» **Aim of the task**
Going through the data below, copy out each line where the word "title" shows up.

(Website and app data records)
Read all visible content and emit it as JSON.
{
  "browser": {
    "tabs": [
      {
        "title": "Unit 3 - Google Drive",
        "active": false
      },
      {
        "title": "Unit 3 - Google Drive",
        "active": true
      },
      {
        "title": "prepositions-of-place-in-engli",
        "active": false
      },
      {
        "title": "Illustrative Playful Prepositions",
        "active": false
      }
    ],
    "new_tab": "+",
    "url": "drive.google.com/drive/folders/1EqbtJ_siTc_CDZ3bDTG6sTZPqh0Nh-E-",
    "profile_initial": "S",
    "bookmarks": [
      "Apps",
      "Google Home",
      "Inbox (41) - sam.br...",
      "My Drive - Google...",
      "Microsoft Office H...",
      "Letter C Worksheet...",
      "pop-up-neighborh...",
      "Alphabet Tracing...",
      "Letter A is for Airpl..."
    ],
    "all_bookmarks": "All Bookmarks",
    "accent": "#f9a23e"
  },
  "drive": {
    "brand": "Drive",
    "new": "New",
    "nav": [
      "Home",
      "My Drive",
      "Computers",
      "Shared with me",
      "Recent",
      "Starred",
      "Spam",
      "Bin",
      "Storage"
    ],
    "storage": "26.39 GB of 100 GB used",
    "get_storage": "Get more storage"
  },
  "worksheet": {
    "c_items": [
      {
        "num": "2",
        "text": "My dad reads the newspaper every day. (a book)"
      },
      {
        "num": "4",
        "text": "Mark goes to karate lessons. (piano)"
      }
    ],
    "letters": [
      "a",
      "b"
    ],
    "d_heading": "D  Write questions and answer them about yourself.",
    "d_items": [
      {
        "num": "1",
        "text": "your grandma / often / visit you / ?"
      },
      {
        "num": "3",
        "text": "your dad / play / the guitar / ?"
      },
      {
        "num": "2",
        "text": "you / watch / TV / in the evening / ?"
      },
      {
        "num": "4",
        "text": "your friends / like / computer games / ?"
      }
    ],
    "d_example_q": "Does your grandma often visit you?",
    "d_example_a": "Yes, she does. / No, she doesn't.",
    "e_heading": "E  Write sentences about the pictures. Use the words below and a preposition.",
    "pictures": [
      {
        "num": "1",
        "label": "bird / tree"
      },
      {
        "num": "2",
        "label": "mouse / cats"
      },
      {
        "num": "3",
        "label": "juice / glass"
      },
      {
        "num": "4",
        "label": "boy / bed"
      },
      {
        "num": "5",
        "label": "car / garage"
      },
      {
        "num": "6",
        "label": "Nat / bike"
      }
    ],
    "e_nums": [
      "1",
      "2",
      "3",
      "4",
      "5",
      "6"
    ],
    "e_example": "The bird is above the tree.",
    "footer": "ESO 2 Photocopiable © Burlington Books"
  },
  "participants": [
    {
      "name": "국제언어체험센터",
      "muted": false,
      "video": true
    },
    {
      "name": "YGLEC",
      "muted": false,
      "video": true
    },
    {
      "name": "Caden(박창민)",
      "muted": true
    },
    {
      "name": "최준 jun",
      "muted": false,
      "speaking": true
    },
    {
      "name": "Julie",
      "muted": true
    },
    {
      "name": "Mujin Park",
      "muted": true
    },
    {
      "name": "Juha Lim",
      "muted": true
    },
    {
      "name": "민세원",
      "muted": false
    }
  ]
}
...
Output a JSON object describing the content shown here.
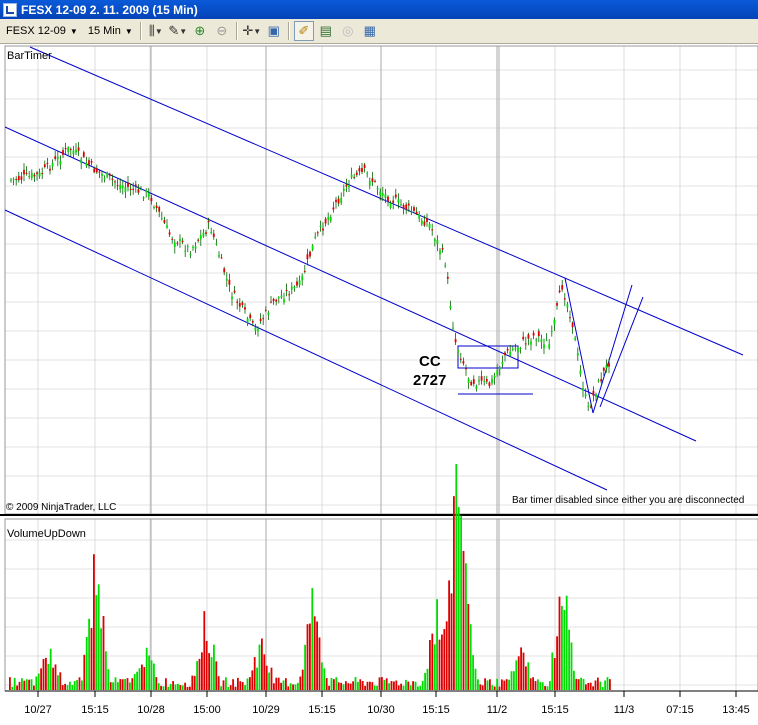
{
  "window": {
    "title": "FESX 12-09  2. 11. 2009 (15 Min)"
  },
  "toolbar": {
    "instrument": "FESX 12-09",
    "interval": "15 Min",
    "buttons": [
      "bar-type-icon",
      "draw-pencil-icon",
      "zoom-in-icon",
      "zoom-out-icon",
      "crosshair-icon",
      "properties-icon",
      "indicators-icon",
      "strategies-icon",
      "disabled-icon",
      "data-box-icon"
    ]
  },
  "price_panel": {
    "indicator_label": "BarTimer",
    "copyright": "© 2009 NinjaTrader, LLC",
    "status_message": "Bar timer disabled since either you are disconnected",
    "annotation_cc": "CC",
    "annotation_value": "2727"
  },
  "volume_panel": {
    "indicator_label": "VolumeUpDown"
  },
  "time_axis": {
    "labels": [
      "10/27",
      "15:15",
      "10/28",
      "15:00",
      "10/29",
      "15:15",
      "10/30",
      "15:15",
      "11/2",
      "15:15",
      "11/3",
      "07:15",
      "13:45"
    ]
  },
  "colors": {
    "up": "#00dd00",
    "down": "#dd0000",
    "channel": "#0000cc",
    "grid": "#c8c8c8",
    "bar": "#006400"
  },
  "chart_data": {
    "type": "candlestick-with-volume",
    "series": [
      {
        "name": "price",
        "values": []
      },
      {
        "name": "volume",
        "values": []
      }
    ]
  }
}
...
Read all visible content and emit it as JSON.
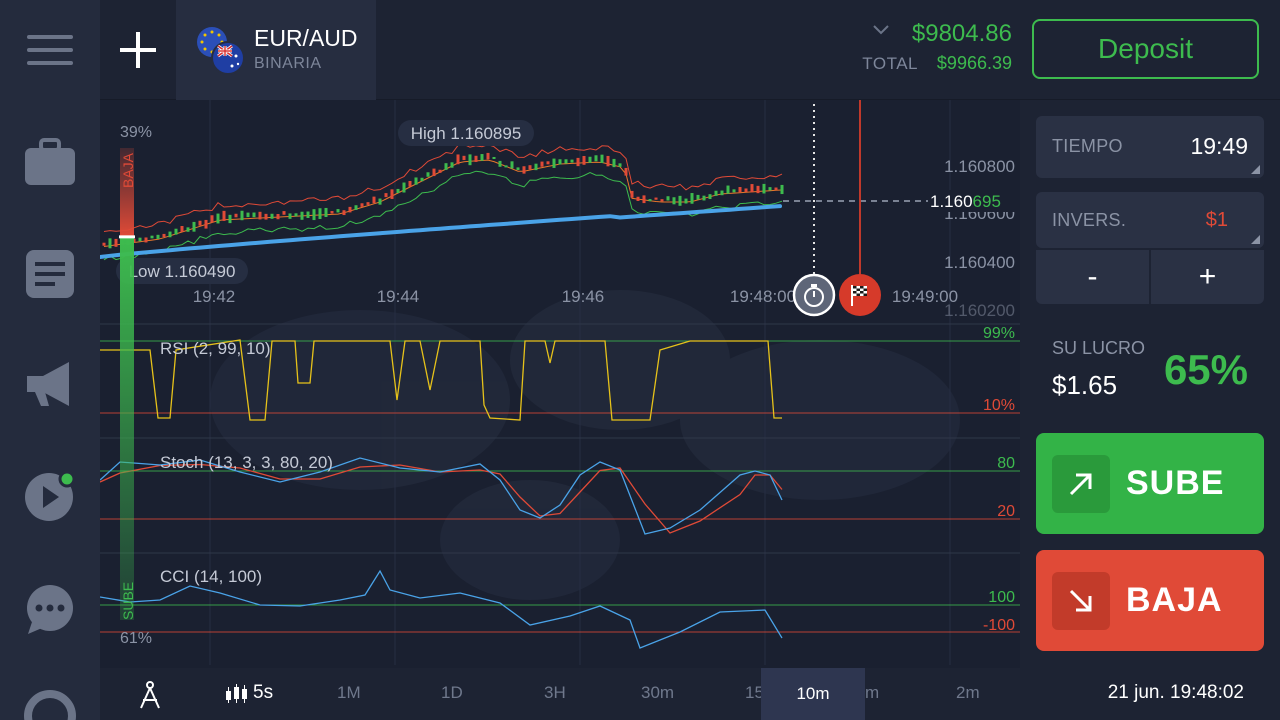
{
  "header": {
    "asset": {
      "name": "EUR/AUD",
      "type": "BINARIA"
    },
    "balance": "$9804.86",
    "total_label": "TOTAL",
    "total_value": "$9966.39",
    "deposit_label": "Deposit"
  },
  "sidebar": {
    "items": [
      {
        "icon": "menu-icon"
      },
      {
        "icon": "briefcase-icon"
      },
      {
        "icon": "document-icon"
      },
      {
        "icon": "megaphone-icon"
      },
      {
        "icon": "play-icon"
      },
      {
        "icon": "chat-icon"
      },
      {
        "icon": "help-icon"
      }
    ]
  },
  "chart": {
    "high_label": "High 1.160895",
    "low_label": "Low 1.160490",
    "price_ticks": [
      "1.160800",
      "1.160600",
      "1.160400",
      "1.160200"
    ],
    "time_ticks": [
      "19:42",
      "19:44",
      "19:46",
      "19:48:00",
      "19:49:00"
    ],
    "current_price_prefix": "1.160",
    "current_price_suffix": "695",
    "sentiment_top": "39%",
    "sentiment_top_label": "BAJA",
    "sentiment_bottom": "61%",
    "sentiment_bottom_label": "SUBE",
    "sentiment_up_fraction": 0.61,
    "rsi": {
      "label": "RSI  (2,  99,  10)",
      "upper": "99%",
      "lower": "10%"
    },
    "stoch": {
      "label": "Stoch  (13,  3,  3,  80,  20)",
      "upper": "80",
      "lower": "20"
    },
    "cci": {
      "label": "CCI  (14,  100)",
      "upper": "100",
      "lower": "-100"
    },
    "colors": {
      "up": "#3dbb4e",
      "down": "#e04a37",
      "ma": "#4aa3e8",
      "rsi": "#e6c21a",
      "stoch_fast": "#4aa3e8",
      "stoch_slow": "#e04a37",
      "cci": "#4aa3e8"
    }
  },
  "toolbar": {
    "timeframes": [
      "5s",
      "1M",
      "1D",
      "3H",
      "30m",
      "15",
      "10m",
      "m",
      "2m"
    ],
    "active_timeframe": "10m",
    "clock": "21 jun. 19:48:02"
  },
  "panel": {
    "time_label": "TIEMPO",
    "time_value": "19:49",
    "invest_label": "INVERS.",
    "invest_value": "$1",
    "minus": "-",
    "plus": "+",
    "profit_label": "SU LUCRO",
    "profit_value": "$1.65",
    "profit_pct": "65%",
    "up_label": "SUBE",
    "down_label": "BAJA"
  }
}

» **Response to the exercise**
        "title": "Unit 3 - Google Drive",
        "title": "Unit 3 - Google Drive",
        "title": "prepositions-of-place-in-engli",
        "title": "Illustrative Playful Prepositions",
    "title": "FESX 12-09  2. 11. 2009 (15 Min)"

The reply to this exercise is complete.